## How to complete this task
Each line below is to be copied exactly as it appears.

## Data extracted from a collection
>>>>>
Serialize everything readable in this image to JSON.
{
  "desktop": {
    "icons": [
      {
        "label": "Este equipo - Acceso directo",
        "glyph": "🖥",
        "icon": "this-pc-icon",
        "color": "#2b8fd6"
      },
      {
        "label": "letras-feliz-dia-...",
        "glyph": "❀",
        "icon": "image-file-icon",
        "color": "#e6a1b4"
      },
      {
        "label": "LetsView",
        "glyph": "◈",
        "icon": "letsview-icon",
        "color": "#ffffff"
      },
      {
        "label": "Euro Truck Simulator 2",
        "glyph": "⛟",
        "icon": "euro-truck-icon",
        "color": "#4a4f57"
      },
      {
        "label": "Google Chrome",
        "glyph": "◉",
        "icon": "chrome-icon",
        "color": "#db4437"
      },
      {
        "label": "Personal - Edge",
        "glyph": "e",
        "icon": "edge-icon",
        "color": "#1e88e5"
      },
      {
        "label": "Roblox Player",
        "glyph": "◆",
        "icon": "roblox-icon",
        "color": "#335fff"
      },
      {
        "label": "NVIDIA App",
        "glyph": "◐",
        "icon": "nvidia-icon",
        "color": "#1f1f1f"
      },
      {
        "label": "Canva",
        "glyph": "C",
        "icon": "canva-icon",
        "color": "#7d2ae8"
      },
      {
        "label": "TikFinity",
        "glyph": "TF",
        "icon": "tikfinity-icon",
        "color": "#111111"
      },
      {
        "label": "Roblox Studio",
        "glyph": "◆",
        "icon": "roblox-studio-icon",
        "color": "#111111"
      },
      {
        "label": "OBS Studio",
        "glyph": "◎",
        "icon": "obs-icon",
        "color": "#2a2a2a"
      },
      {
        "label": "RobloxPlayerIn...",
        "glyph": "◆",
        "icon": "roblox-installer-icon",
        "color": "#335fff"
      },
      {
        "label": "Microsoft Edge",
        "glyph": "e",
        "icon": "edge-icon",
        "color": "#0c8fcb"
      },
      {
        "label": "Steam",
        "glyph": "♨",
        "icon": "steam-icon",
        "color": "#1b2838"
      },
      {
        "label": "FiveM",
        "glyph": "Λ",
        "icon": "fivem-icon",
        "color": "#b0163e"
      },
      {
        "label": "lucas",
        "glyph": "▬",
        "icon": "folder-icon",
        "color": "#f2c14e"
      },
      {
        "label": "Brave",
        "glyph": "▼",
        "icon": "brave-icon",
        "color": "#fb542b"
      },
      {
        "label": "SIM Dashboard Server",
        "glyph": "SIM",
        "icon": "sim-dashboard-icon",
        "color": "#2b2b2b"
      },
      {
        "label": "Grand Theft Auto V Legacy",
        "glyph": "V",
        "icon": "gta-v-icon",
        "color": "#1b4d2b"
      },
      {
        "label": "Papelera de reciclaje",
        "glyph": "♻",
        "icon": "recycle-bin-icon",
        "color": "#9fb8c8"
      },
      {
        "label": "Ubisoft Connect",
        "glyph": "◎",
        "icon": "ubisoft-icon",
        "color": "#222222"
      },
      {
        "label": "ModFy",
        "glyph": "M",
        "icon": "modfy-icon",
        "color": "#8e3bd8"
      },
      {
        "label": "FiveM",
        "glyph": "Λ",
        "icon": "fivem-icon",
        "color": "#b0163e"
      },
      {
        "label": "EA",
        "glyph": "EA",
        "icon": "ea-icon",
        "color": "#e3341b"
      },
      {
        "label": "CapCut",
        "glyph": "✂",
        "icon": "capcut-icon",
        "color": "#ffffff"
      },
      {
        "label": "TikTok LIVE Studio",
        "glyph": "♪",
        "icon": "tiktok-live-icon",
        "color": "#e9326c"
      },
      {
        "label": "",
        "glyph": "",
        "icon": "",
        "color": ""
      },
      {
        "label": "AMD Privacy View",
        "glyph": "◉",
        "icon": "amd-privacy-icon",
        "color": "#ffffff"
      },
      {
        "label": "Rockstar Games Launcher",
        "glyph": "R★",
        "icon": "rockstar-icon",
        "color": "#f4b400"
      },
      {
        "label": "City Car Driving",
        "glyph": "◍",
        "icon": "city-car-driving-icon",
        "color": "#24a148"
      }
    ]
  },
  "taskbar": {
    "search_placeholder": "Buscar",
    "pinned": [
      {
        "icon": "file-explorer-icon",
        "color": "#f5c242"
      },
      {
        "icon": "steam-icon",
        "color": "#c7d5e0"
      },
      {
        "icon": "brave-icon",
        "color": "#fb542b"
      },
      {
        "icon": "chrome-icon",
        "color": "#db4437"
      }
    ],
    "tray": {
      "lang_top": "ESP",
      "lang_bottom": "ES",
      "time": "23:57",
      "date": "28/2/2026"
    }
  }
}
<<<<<
## Response to the exercise
Serialize everything readable in this image to JSON.
{
  "desktop": {
    "icons": [
      {
        "label": "Este equipo - Acceso directo",
        "glyph": "🖥",
        "icon": "this-pc-icon",
        "color": "#2b8fd6"
      },
      {
        "label": "letras-feliz-dia-...",
        "glyph": "❀",
        "icon": "image-file-icon",
        "color": "#e6a1b4"
      },
      {
        "label": "LetsView",
        "glyph": "◈",
        "icon": "letsview-icon",
        "color": "#ffffff"
      },
      {
        "label": "Euro Truck Simulator 2",
        "glyph": "⛟",
        "icon": "euro-truck-icon",
        "color": "#4a4f57"
      },
      {
        "label": "Google Chrome",
        "glyph": "◉",
        "icon": "chrome-icon",
        "color": "#db4437"
      },
      {
        "label": "Personal - Edge",
        "glyph": "e",
        "icon": "edge-icon",
        "color": "#1e88e5"
      },
      {
        "label": "Roblox Player",
        "glyph": "◆",
        "icon": "roblox-icon",
        "color": "#335fff"
      },
      {
        "label": "NVIDIA App",
        "glyph": "◐",
        "icon": "nvidia-icon",
        "color": "#1f1f1f"
      },
      {
        "label": "Canva",
        "glyph": "C",
        "icon": "canva-icon",
        "color": "#7d2ae8"
      },
      {
        "label": "TikFinity",
        "glyph": "TF",
        "icon": "tikfinity-icon",
        "color": "#111111"
      },
      {
        "label": "Roblox Studio",
        "glyph": "◆",
        "icon": "roblox-studio-icon",
        "color": "#111111"
      },
      {
        "label": "OBS Studio",
        "glyph": "◎",
        "icon": "obs-icon",
        "color": "#2a2a2a"
      },
      {
        "label": "RobloxPlayerIn...",
        "glyph": "◆",
        "icon": "roblox-installer-icon",
        "color": "#335fff"
      },
      {
        "label": "Microsoft Edge",
        "glyph": "e",
        "icon": "edge-icon",
        "color": "#0c8fcb"
      },
      {
        "label": "Steam",
        "glyph": "♨",
        "icon": "steam-icon",
        "color": "#1b2838"
      },
      {
        "label": "FiveM",
        "glyph": "Λ",
        "icon": "fivem-icon",
        "color": "#b0163e"
      },
      {
        "label": "lucas",
        "glyph": "▬",
        "icon": "folder-icon",
        "color": "#f2c14e"
      },
      {
        "label": "Brave",
        "glyph": "▼",
        "icon": "brave-icon",
        "color": "#fb542b"
      },
      {
        "label": "SIM Dashboard Server",
        "glyph": "SIM",
        "icon": "sim-dashboard-icon",
        "color": "#2b2b2b"
      },
      {
        "label": "Grand Theft Auto V Legacy",
        "glyph": "V",
        "icon": "gta-v-icon",
        "color": "#1b4d2b"
      },
      {
        "label": "Papelera de reciclaje",
        "glyph": "♻",
        "icon": "recycle-bin-icon",
        "color": "#9fb8c8"
      },
      {
        "label": "Ubisoft Connect",
        "glyph": "◎",
        "icon": "ubisoft-icon",
        "color": "#222222"
      },
      {
        "label": "ModFy",
        "glyph": "M",
        "icon": "modfy-icon",
        "color": "#8e3bd8"
      },
      {
        "label": "FiveM",
        "glyph": "Λ",
        "icon": "fivem-icon",
        "color": "#b0163e"
      },
      {
        "label": "EA",
        "glyph": "EA",
        "icon": "ea-icon",
        "color": "#e3341b"
      },
      {
        "label": "CapCut",
        "glyph": "✂",
        "icon": "capcut-icon",
        "color": "#ffffff"
      },
      {
        "label": "TikTok LIVE Studio",
        "glyph": "♪",
        "icon": "tiktok-live-icon",
        "color": "#e9326c"
      },
      {
        "label": "",
        "glyph": "",
        "icon": "",
        "color": ""
      },
      {
        "label": "AMD Privacy View",
        "glyph": "◉",
        "icon": "amd-privacy-icon",
        "color": "#ffffff"
      },
      {
        "label": "Rockstar Games Launcher",
        "glyph": "R★",
        "icon": "rockstar-icon",
        "color": "#f4b400"
      },
      {
        "label": "City Car Driving",
        "glyph": "◍",
        "icon": "city-car-driving-icon",
        "color": "#24a148"
      }
    ]
  },
  "taskbar": {
    "search_placeholder": "Buscar",
    "pinned": [
      {
        "icon": "file-explorer-icon",
        "color": "#f5c242"
      },
      {
        "icon": "steam-icon",
        "color": "#c7d5e0"
      },
      {
        "icon": "brave-icon",
        "color": "#fb542b"
      },
      {
        "icon": "chrome-icon",
        "color": "#db4437"
      }
    ],
    "tray": {
      "lang_top": "ESP",
      "lang_bottom": "ES",
      "time": "23:57",
      "date": "28/2/2026"
    }
  }
}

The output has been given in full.